The data -
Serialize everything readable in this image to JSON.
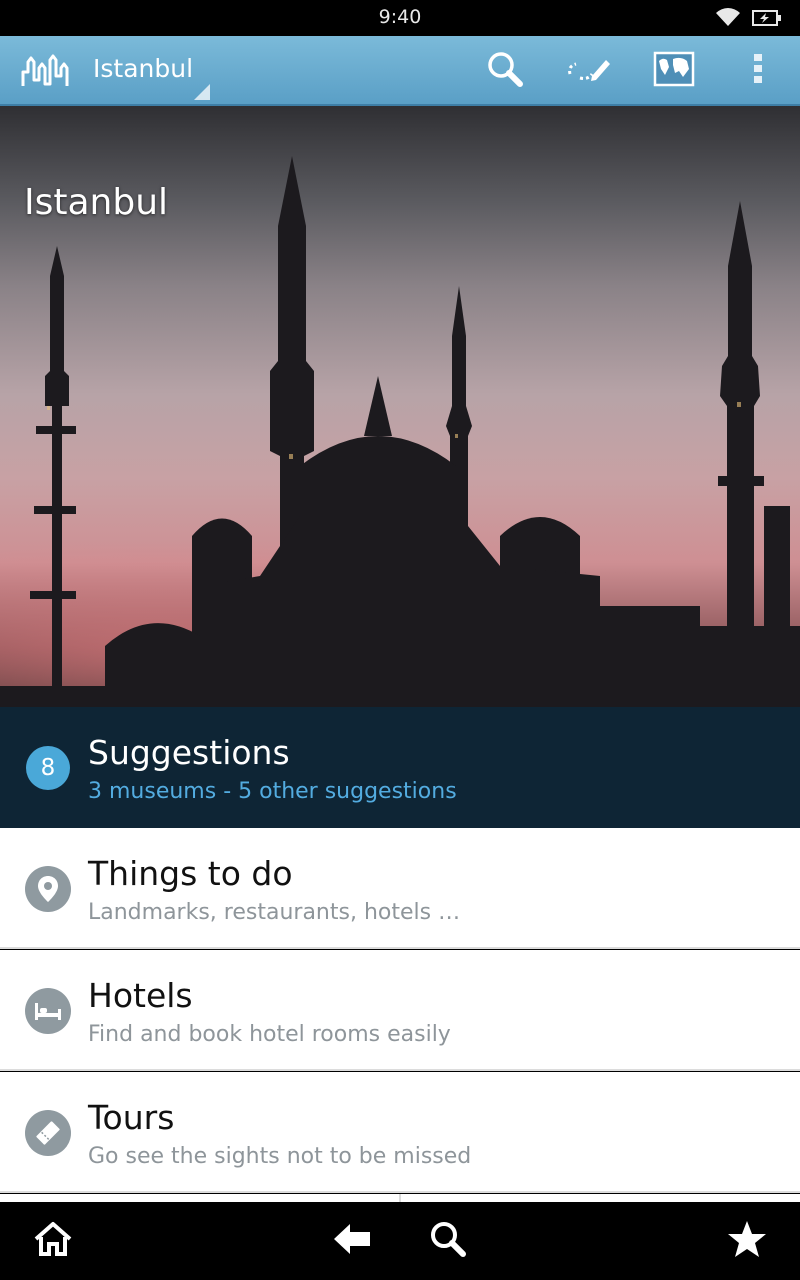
{
  "status_bar": {
    "time": "9:40"
  },
  "action_bar": {
    "city": "Istanbul",
    "icons": [
      "app-logo-icon",
      "search-icon",
      "edit-route-icon",
      "map-icon",
      "overflow-menu-icon"
    ]
  },
  "hero": {
    "title": "Istanbul"
  },
  "suggestions": {
    "count": "8",
    "title": "Suggestions",
    "subtitle": "3 museums - 5 other suggestions"
  },
  "list": [
    {
      "title": "Things to do",
      "subtitle": "Landmarks, restaurants, hotels …",
      "icon": "location-pin-icon"
    },
    {
      "title": "Hotels",
      "subtitle": "Find and book hotel rooms easily",
      "icon": "bed-icon"
    },
    {
      "title": "Tours",
      "subtitle": "Go see the sights not to be missed",
      "icon": "ticket-icon"
    }
  ],
  "nav_bar": {
    "icons": [
      "home-icon",
      "back-icon",
      "search-icon",
      "favorite-star-icon"
    ]
  },
  "colors": {
    "action_bar": "#6aaed2",
    "suggestions_bg": "#0e2535",
    "accent": "#4aa8d8",
    "subtitle_gray": "#8e959a"
  }
}
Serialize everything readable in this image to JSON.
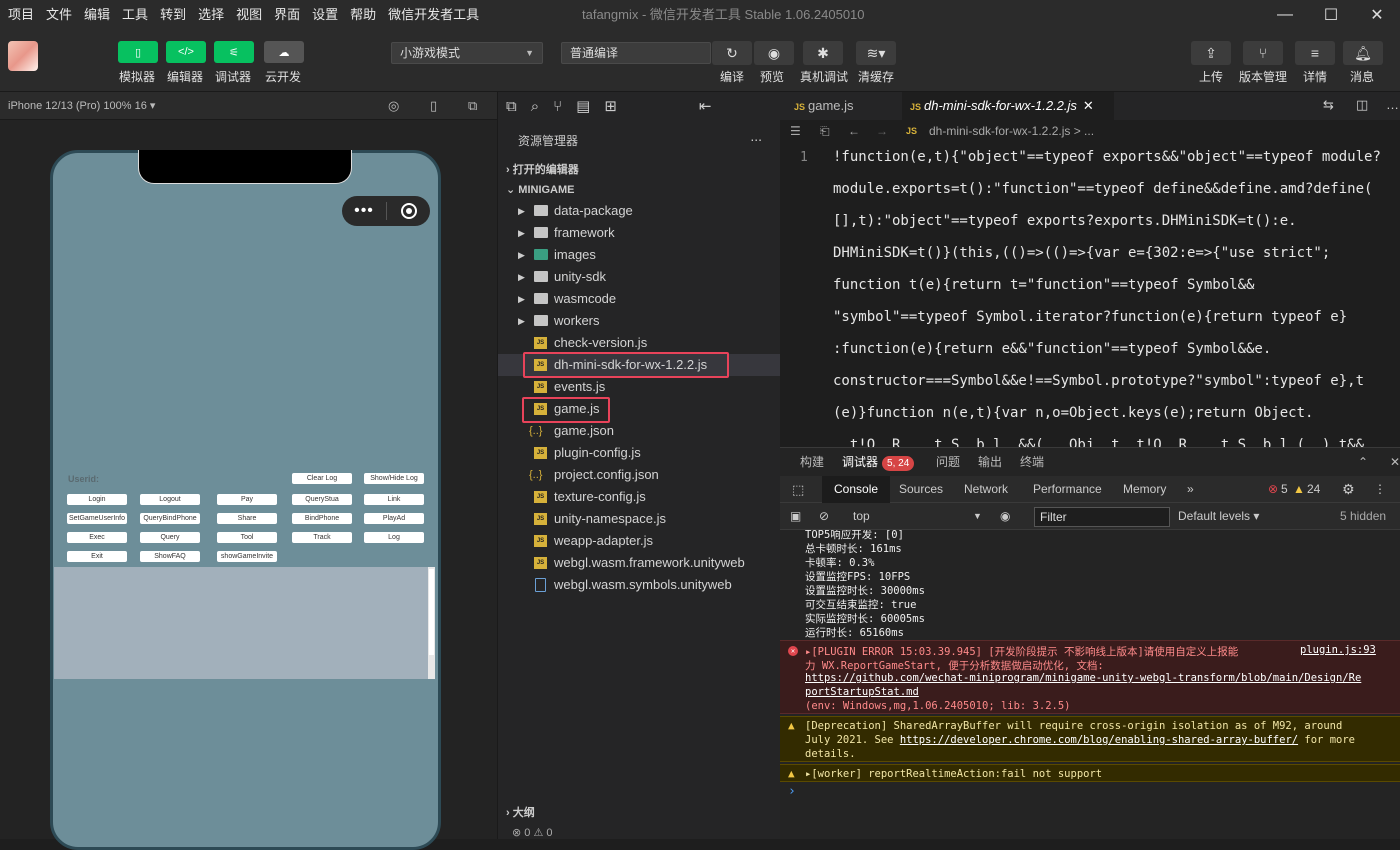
{
  "menu": [
    "项目",
    "文件",
    "编辑",
    "工具",
    "转到",
    "选择",
    "视图",
    "界面",
    "设置",
    "帮助",
    "微信开发者工具"
  ],
  "window_title": "tafangmix - 微信开发者工具 Stable 1.06.2405010",
  "toolbar": {
    "simulator": "模拟器",
    "editor": "编辑器",
    "debugger": "调试器",
    "cloud": "云开发",
    "mode_select": "小游戏模式",
    "compile_select": "普通编译",
    "compile": "编译",
    "preview": "预览",
    "real_debug": "真机调试",
    "clear_cache": "清缓存",
    "upload": "上传",
    "version": "版本管理",
    "details": "详情",
    "messages": "消息"
  },
  "simulator": {
    "device": "iPhone 12/13 (Pro) 100% 16 ▾",
    "userid_label": "Userid:",
    "buttons": [
      [
        "Login",
        "Logout",
        "Pay",
        "QueryStua",
        "Link"
      ],
      [
        "SetGameUserInfo",
        "QueryBindPhone",
        "Share",
        "BindPhone",
        "PlayAd"
      ],
      [
        "Exec",
        "Query",
        "Tool",
        "Track",
        "Log"
      ],
      [
        "Exit",
        "ShowFAQ",
        "showGameInvite"
      ]
    ],
    "top_buttons": [
      "Clear Log",
      "Show/Hide Log"
    ]
  },
  "explorer": {
    "title": "资源管理器",
    "more": "...",
    "open_editors": "打开的编辑器",
    "project": "MINIGAME",
    "folders": [
      "data-package",
      "framework",
      "images",
      "unity-sdk",
      "wasmcode",
      "workers"
    ],
    "files": [
      "check-version.js",
      "dh-mini-sdk-for-wx-1.2.2.js",
      "events.js",
      "game.js",
      "game.json",
      "plugin-config.js",
      "project.config.json",
      "texture-config.js",
      "unity-namespace.js",
      "weapp-adapter.js",
      "webgl.wasm.framework.unityweb",
      "webgl.wasm.symbols.unityweb"
    ],
    "outline": "大纲",
    "status_left": "⊗ 0 ⚠ 0"
  },
  "editor": {
    "tabs": [
      "game.js",
      "dh-mini-sdk-for-wx-1.2.2.js"
    ],
    "breadcrumb": "dh-mini-sdk-for-wx-1.2.2.js > ...",
    "line_number": "1",
    "code_lines": [
      "!function(e,t){\"object\"==typeof exports&&\"object\"==typeof module?",
      "module.exports=t():\"function\"==typeof define&&define.amd?define(",
      "[],t):\"object\"==typeof exports?exports.DHMiniSDK=t():e.",
      "DHMiniSDK=t()}(this,(()=>(()=>{var e={302:e=>{\"use strict\";",
      "function t(e){return t=\"function\"==typeof Symbol&&",
      "\"symbol\"==typeof Symbol.iterator?function(e){return typeof e}",
      ":function(e){return e&&\"function\"==typeof Symbol&&e.",
      "constructor===Symbol&&e!==Symbol.prototype?\"symbol\":typeof e},t",
      "(e)}function n(e,t){var n,o=Object.keys(e);return Object.",
      "  t!O  R    t S  b l  &&(   Obj  t  t!O  R    t S  b l (  ) t&&"
    ]
  },
  "console": {
    "top_tabs": [
      "构建",
      "调试器",
      "问题",
      "输出",
      "终端"
    ],
    "debugger_badge": "5, 24",
    "devtools_tabs": [
      "Console",
      "Sources",
      "Network",
      "Performance",
      "Memory"
    ],
    "more_tabs": "»",
    "error_count": "5",
    "warning_count": "24",
    "context": "top",
    "filter_placeholder": "Filter",
    "levels": "Default levels ▾",
    "hidden": "5 hidden",
    "log_lines": [
      "TOP5响应开发: [0]",
      "总卡顿时长: 161ms",
      "卡顿率: 0.3%",
      "设置监控FPS: 10FPS",
      "设置监控时长: 30000ms",
      "可交互结束监控: true",
      "实际监控时长: 60005ms",
      "运行时长: 65160ms"
    ],
    "error_line1": "▸[PLUGIN ERROR 15:03.39.945] [开发阶段提示 不影响线上版本]请使用自定义上报能",
    "error_link1": "plugin.js:93",
    "error_line2": "力 WX.ReportGameStart, 便于分析数据做启动优化, 文档:",
    "error_url1": "https://github.com/wechat-miniprogram/minigame-unity-webgl-transform/blob/main/Design/Re",
    "error_url2": "portStartupStat.md",
    "error_env": "(env: Windows,mg,1.06.2405010; lib: 3.2.5)",
    "warn1_line1": "[Deprecation] SharedArrayBuffer will require cross-origin isolation as of M92, around",
    "warn1_line2a": "July 2021. See ",
    "warn1_url": "https://developer.chrome.com/blog/enabling-shared-array-buffer/",
    "warn1_line2b": " for more",
    "warn1_line3": "details.",
    "warn2": "▸[worker] reportRealtimeAction:fail not support",
    "prompt": "›"
  }
}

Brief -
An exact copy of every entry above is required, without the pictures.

Answer to the problem -
Serialize everything readable in this image to JSON.
{
  "status_bar": {
    "time": "9:40"
  },
  "action_bar": {
    "city": "Istanbul",
    "icons": [
      "app-logo-icon",
      "search-icon",
      "edit-route-icon",
      "map-icon",
      "overflow-menu-icon"
    ]
  },
  "hero": {
    "title": "Istanbul"
  },
  "suggestions": {
    "count": "8",
    "title": "Suggestions",
    "subtitle": "3 museums - 5 other suggestions"
  },
  "list": [
    {
      "title": "Things to do",
      "subtitle": "Landmarks, restaurants, hotels …",
      "icon": "location-pin-icon"
    },
    {
      "title": "Hotels",
      "subtitle": "Find and book hotel rooms easily",
      "icon": "bed-icon"
    },
    {
      "title": "Tours",
      "subtitle": "Go see the sights not to be missed",
      "icon": "ticket-icon"
    }
  ],
  "nav_bar": {
    "icons": [
      "home-icon",
      "back-icon",
      "search-icon",
      "favorite-star-icon"
    ]
  },
  "colors": {
    "action_bar": "#6aaed2",
    "suggestions_bg": "#0e2535",
    "accent": "#4aa8d8",
    "subtitle_gray": "#8e959a"
  }
}
Serialize everything readable in this image to JSON.
{
  "menu": [
    "项目",
    "文件",
    "编辑",
    "工具",
    "转到",
    "选择",
    "视图",
    "界面",
    "设置",
    "帮助",
    "微信开发者工具"
  ],
  "window_title": "tafangmix - 微信开发者工具 Stable 1.06.2405010",
  "toolbar": {
    "simulator": "模拟器",
    "editor": "编辑器",
    "debugger": "调试器",
    "cloud": "云开发",
    "mode_select": "小游戏模式",
    "compile_select": "普通编译",
    "compile": "编译",
    "preview": "预览",
    "real_debug": "真机调试",
    "clear_cache": "清缓存",
    "upload": "上传",
    "version": "版本管理",
    "details": "详情",
    "messages": "消息"
  },
  "simulator": {
    "device": "iPhone 12/13 (Pro) 100% 16 ▾",
    "userid_label": "Userid:",
    "buttons": [
      [
        "Login",
        "Logout",
        "Pay",
        "QueryStua",
        "Link"
      ],
      [
        "SetGameUserInfo",
        "QueryBindPhone",
        "Share",
        "BindPhone",
        "PlayAd"
      ],
      [
        "Exec",
        "Query",
        "Tool",
        "Track",
        "Log"
      ],
      [
        "Exit",
        "ShowFAQ",
        "showGameInvite"
      ]
    ],
    "top_buttons": [
      "Clear Log",
      "Show/Hide Log"
    ]
  },
  "explorer": {
    "title": "资源管理器",
    "more": "...",
    "open_editors": "打开的编辑器",
    "project": "MINIGAME",
    "folders": [
      "data-package",
      "framework",
      "images",
      "unity-sdk",
      "wasmcode",
      "workers"
    ],
    "files": [
      "check-version.js",
      "dh-mini-sdk-for-wx-1.2.2.js",
      "events.js",
      "game.js",
      "game.json",
      "plugin-config.js",
      "project.config.json",
      "texture-config.js",
      "unity-namespace.js",
      "weapp-adapter.js",
      "webgl.wasm.framework.unityweb",
      "webgl.wasm.symbols.unityweb"
    ],
    "outline": "大纲",
    "status_left": "⊗ 0 ⚠ 0"
  },
  "editor": {
    "tabs": [
      "game.js",
      "dh-mini-sdk-for-wx-1.2.2.js"
    ],
    "breadcrumb": "dh-mini-sdk-for-wx-1.2.2.js > ...",
    "line_number": "1",
    "code_lines": [
      "!function(e,t){\"object\"==typeof exports&&\"object\"==typeof module?",
      "module.exports=t():\"function\"==typeof define&&define.amd?define(",
      "[],t):\"object\"==typeof exports?exports.DHMiniSDK=t():e.",
      "DHMiniSDK=t()}(this,(()=>(()=>{var e={302:e=>{\"use strict\";",
      "function t(e){return t=\"function\"==typeof Symbol&&",
      "\"symbol\"==typeof Symbol.iterator?function(e){return typeof e}",
      ":function(e){return e&&\"function\"==typeof Symbol&&e.",
      "constructor===Symbol&&e!==Symbol.prototype?\"symbol\":typeof e},t",
      "(e)}function n(e,t){var n,o=Object.keys(e);return Object.",
      "  t!O  R    t S  b l  &&(   Obj  t  t!O  R    t S  b l (  ) t&&"
    ]
  },
  "console": {
    "top_tabs": [
      "构建",
      "调试器",
      "问题",
      "输出",
      "终端"
    ],
    "debugger_badge": "5, 24",
    "devtools_tabs": [
      "Console",
      "Sources",
      "Network",
      "Performance",
      "Memory"
    ],
    "more_tabs": "»",
    "error_count": "5",
    "warning_count": "24",
    "context": "top",
    "filter_placeholder": "Filter",
    "levels": "Default levels ▾",
    "hidden": "5 hidden",
    "log_lines": [
      "TOP5响应开发: [0]",
      "总卡顿时长: 161ms",
      "卡顿率: 0.3%",
      "设置监控FPS: 10FPS",
      "设置监控时长: 30000ms",
      "可交互结束监控: true",
      "实际监控时长: 60005ms",
      "运行时长: 65160ms"
    ],
    "error_line1": "▸[PLUGIN ERROR 15:03.39.945] [开发阶段提示 不影响线上版本]请使用自定义上报能",
    "error_link1": "plugin.js:93",
    "error_line2": "力 WX.ReportGameStart, 便于分析数据做启动优化, 文档:",
    "error_url1": "https://github.com/wechat-miniprogram/minigame-unity-webgl-transform/blob/main/Design/Re",
    "error_url2": "portStartupStat.md",
    "error_env": "(env: Windows,mg,1.06.2405010; lib: 3.2.5)",
    "warn1_line1": "[Deprecation] SharedArrayBuffer will require cross-origin isolation as of M92, around",
    "warn1_line2a": "July 2021. See ",
    "warn1_url": "https://developer.chrome.com/blog/enabling-shared-array-buffer/",
    "warn1_line2b": " for more",
    "warn1_line3": "details.",
    "warn2": "▸[worker] reportRealtimeAction:fail not support",
    "prompt": "›"
  }
}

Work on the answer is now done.